I love looking at these old postcards .
The Vallejo Ford dealer is long gone…
The dealer’s long gone, but I’m amazed that little structure is still standing!
The Wallace Ford complex is still there too – garage buildings and all. It’s now a shopping center, and from the road it looks like a new building, but in the aerial view you can tell that it’s the same structure since the web of garage buildings look identical.
Also, the water tower in the background matches!!
Parlett knew how to set up a display. Note that the cars are angled to reflect the roof, creating an invitation to the front door.
Do like the red Datsun roaster on the far left of the second photo. Maybe it belongs to the salesman in the doorway. I’m sure he would hit the Happy Hour on his way home.

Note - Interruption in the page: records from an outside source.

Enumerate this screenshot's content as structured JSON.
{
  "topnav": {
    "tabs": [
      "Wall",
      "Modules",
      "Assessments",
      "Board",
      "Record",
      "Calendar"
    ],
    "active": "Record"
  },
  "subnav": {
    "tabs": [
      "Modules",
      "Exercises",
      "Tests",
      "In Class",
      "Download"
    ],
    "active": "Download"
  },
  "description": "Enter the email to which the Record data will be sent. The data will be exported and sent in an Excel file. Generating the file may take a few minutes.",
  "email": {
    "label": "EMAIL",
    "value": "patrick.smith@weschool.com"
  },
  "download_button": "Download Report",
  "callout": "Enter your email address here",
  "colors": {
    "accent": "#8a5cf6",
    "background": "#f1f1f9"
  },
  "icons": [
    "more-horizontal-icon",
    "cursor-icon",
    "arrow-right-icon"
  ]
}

The top photo has a Ford Country Squire which always reminds me of Goldfinger movie. The Country Squire from movie can be found in toy dept of your local Walmart.
We were living the next town over from Ellicott City in 1964, we lived in Catonsville from 1963-1965. Dad didn’t have a Ford (yet), he was on the 2nd of 2 Rambler Classic wagons, a ’63 at that time, which got totalled right as we’d moved out of our house there…we were staying in a Holiday Inn on route 40, right in front of our motel one guy waved my Dad turn in front of him but he got tagged by someone else in the other lane.

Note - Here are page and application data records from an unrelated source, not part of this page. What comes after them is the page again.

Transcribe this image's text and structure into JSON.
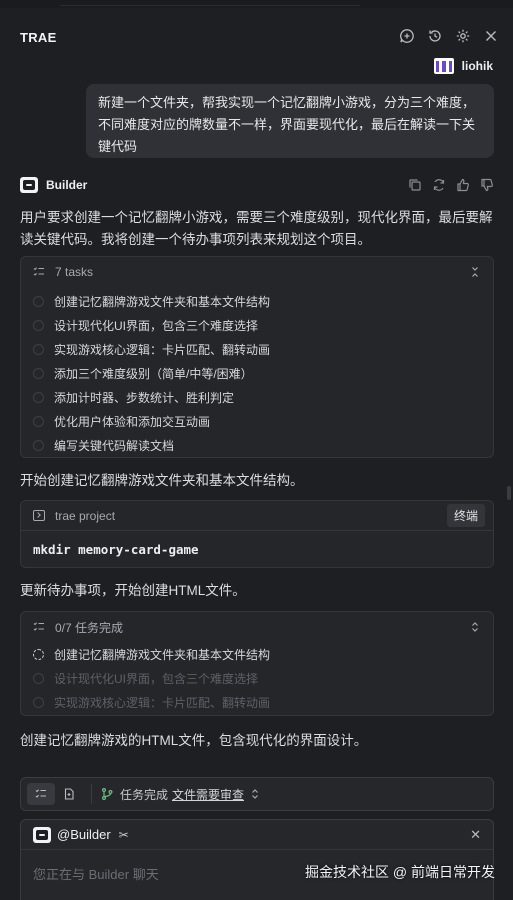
{
  "app": {
    "title": "TRAE"
  },
  "user": {
    "name": "liohik",
    "message": "新建一个文件夹，帮我实现一个记忆翻牌小游戏，分为三个难度，不同难度对应的牌数量不一样，界面要现代化，最后在解读一下关键代码"
  },
  "assistant": {
    "name": "Builder"
  },
  "messages": {
    "intro": "用户要求创建一个记忆翻牌小游戏，需要三个难度级别，现代化界面，最后要解读关键代码。我将创建一个待办事项列表来规划这个项目。",
    "step1": "开始创建记忆翻牌游戏文件夹和基本文件结构。",
    "step2": "更新待办事项，开始创建HTML文件。",
    "step3": "创建记忆翻牌游戏的HTML文件，包含现代化的界面设计。"
  },
  "todo_panel": {
    "header": "7 tasks",
    "tasks": [
      "创建记忆翻牌游戏文件夹和基本文件结构",
      "设计现代化UI界面，包含三个难度选择",
      "实现游戏核心逻辑：卡片匹配、翻转动画",
      "添加三个难度级别（简单/中等/困难）",
      "添加计时器、步数统计、胜利判定",
      "优化用户体验和添加交互动画",
      "编写关键代码解读文档"
    ]
  },
  "terminal": {
    "label": "trae project",
    "button": "终端",
    "command": "mkdir memory-card-game"
  },
  "progress_panel": {
    "header": "0/7 任务完成",
    "tasks": [
      "创建记忆翻牌游戏文件夹和基本文件结构",
      "设计现代化UI界面，包含三个难度选择",
      "实现游戏核心逻辑：卡片匹配、翻转动画"
    ]
  },
  "toolbar": {
    "status": "任务完成",
    "review_link": "文件需要审查"
  },
  "chat": {
    "agent": "@Builder",
    "placeholder": "您正在与 Builder 聊天"
  },
  "watermark": "掘金技术社区 @ 前端日常开发"
}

We moved quite often back then, my Dad was a chemist in the semiconductor process business, which he worked in from 1956 till he retired for several different companies. He had to work where they made them; at the time he worked for Westinghouse semiconductor but he started working for them in Pittsburgh around 1961, they moved him to Maryland 2 years later. He started in Atlantic states, moved to New England, then southern California, then to Pittsburgh by 1961.
I’m sure things have changed a lot. One thing I remember is that our dentist had an office in the basement of his home…probably not too unusual back then; I also had an orthodontist who had an office in his home a few years later…One of my friends had a home which backed onto route 695…there was a short chain link fence separating his yard from the highway…we used to watch the cars while seated on his swing set.
Dad bought 2 Fords in a row starting in 1969; starting in the late 80’s he had 3 Mercury Sables in a row.
Your email address will not be published. Required fields are marked *
Notify me of new posts by email.
This site uses Akismet to reduce spam. Learn how your comment data is processed.
Copyright 2011 - 2023 Curbside Classics. All Rights Reserved.
Subscribe now to keep reading and get access to the full archive.
Type your email…